┌──
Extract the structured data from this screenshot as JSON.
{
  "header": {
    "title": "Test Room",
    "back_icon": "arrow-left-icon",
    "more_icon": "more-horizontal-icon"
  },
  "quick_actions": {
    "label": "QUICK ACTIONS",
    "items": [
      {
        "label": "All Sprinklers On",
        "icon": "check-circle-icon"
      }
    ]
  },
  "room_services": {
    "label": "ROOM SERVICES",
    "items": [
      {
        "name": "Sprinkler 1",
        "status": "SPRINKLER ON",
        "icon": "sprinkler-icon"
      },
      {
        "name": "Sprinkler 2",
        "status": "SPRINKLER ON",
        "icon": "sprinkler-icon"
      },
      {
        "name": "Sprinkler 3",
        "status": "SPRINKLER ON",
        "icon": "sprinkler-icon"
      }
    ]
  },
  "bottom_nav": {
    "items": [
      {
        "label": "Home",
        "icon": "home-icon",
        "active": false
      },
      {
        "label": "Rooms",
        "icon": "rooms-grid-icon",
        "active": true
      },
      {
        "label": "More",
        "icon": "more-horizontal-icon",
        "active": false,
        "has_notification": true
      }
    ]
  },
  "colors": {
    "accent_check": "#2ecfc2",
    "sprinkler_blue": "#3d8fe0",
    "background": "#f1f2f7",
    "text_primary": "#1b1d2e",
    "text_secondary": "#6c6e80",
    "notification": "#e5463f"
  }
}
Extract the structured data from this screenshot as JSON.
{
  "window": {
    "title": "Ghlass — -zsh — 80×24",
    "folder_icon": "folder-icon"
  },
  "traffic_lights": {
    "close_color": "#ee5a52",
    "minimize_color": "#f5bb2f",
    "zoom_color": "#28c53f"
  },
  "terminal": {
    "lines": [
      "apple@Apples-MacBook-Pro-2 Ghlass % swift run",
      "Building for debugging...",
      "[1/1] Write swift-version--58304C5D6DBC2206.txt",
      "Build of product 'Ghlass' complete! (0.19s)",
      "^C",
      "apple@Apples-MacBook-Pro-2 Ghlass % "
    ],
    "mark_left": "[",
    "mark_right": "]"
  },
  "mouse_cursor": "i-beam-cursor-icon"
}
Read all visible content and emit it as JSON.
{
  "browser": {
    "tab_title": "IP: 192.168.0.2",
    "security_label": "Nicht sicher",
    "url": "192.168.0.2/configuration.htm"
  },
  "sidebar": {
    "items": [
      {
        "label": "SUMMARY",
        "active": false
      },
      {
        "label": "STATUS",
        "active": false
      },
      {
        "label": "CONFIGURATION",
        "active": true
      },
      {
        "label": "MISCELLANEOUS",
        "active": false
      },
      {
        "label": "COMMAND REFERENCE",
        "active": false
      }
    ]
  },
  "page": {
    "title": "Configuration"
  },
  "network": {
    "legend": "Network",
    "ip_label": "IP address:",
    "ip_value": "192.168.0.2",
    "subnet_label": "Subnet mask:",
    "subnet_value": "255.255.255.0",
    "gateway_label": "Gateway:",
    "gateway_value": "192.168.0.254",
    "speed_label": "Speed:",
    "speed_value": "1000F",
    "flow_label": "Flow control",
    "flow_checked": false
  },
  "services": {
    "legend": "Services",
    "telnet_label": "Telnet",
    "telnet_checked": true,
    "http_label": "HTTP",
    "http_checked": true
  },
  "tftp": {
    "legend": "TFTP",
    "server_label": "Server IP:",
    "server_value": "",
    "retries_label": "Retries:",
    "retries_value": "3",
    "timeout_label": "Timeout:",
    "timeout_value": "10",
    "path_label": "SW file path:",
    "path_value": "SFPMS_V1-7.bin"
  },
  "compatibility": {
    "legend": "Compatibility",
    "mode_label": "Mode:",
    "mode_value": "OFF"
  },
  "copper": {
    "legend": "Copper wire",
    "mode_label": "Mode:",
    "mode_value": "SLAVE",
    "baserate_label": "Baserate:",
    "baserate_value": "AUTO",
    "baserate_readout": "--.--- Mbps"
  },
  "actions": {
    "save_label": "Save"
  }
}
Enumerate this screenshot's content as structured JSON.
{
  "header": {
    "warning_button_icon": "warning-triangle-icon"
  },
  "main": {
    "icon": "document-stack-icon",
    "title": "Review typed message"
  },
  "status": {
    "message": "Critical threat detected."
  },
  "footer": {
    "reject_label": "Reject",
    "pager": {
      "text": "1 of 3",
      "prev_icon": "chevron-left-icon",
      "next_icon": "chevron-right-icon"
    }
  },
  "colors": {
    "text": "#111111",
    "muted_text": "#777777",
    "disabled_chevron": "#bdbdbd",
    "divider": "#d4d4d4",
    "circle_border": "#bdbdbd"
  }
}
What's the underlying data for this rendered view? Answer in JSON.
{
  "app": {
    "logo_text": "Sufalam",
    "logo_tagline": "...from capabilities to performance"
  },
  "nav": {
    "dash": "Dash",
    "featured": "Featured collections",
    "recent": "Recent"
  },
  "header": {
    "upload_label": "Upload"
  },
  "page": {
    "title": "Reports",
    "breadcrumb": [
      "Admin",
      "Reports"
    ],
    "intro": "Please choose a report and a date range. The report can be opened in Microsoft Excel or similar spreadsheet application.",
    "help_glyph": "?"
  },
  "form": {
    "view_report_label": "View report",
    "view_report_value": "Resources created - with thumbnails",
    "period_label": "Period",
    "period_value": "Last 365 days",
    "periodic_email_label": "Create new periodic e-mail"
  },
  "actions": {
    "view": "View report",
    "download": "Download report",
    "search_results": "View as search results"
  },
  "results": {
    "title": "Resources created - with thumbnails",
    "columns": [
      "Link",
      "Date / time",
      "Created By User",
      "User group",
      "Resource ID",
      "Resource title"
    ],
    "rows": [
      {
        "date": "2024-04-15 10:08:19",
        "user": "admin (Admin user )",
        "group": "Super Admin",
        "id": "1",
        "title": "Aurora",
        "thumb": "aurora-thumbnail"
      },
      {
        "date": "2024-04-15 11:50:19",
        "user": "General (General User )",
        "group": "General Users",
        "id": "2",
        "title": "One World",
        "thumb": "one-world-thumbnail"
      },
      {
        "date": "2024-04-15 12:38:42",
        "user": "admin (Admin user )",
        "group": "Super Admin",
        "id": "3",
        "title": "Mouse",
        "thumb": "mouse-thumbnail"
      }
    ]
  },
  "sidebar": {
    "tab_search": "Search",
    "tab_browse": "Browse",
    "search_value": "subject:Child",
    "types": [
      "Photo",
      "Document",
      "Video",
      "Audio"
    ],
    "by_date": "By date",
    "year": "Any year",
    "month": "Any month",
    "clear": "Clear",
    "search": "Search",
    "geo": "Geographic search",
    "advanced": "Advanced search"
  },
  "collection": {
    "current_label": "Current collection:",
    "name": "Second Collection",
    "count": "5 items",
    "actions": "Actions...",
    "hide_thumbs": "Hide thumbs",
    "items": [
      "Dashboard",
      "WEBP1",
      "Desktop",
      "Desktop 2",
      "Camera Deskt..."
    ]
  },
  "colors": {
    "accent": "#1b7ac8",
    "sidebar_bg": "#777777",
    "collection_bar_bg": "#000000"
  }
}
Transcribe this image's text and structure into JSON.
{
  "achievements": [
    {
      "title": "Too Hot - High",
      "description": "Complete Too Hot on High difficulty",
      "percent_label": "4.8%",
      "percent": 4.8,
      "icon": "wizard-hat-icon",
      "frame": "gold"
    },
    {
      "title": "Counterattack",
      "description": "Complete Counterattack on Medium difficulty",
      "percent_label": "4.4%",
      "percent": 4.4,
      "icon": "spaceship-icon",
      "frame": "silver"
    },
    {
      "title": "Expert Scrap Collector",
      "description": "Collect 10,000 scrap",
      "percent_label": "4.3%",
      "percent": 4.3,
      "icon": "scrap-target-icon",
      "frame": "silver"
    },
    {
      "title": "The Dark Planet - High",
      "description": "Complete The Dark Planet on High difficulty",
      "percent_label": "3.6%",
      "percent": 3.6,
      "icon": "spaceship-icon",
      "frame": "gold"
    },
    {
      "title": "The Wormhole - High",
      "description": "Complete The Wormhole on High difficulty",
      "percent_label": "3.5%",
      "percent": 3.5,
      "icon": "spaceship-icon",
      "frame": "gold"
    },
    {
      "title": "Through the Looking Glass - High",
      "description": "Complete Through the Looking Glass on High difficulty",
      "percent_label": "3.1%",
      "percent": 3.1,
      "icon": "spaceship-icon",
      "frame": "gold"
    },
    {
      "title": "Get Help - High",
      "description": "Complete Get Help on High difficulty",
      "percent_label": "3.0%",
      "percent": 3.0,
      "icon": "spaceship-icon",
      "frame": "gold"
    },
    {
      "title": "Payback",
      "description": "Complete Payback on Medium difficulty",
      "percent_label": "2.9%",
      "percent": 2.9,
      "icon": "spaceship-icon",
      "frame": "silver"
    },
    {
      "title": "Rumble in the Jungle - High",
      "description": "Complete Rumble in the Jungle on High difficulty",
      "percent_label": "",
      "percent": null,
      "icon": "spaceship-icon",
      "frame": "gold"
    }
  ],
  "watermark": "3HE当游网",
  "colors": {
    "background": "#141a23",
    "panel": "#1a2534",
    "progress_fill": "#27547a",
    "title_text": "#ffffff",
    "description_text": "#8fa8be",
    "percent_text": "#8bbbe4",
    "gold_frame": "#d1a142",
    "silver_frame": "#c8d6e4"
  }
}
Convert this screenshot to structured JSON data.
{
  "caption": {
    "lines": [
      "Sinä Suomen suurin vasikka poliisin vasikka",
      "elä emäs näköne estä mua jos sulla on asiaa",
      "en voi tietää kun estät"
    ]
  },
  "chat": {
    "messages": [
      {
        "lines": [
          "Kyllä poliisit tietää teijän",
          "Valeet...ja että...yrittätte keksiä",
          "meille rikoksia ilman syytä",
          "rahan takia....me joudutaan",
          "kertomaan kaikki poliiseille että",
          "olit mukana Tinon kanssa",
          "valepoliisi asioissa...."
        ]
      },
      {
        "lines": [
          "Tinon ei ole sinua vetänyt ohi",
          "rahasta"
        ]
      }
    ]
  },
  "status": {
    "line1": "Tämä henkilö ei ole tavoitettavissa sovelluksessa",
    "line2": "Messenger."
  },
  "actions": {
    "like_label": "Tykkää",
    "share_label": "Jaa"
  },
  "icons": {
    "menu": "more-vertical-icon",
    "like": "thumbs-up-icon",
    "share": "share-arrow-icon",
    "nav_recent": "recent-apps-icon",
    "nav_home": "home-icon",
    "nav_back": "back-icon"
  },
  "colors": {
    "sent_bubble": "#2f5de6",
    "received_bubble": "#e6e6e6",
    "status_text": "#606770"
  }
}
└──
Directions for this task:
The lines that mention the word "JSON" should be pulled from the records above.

Exercise output:
Extract the structured data from this screenshot as JSON.
Extract the structured data from this screenshot as JSON.
Read all visible content and emit it as JSON.
Enumerate this screenshot's content as structured JSON.
What's the underlying data for this rendered view? Answer in JSON.
Transcribe this image's text and structure into JSON.
Convert this screenshot to structured JSON data.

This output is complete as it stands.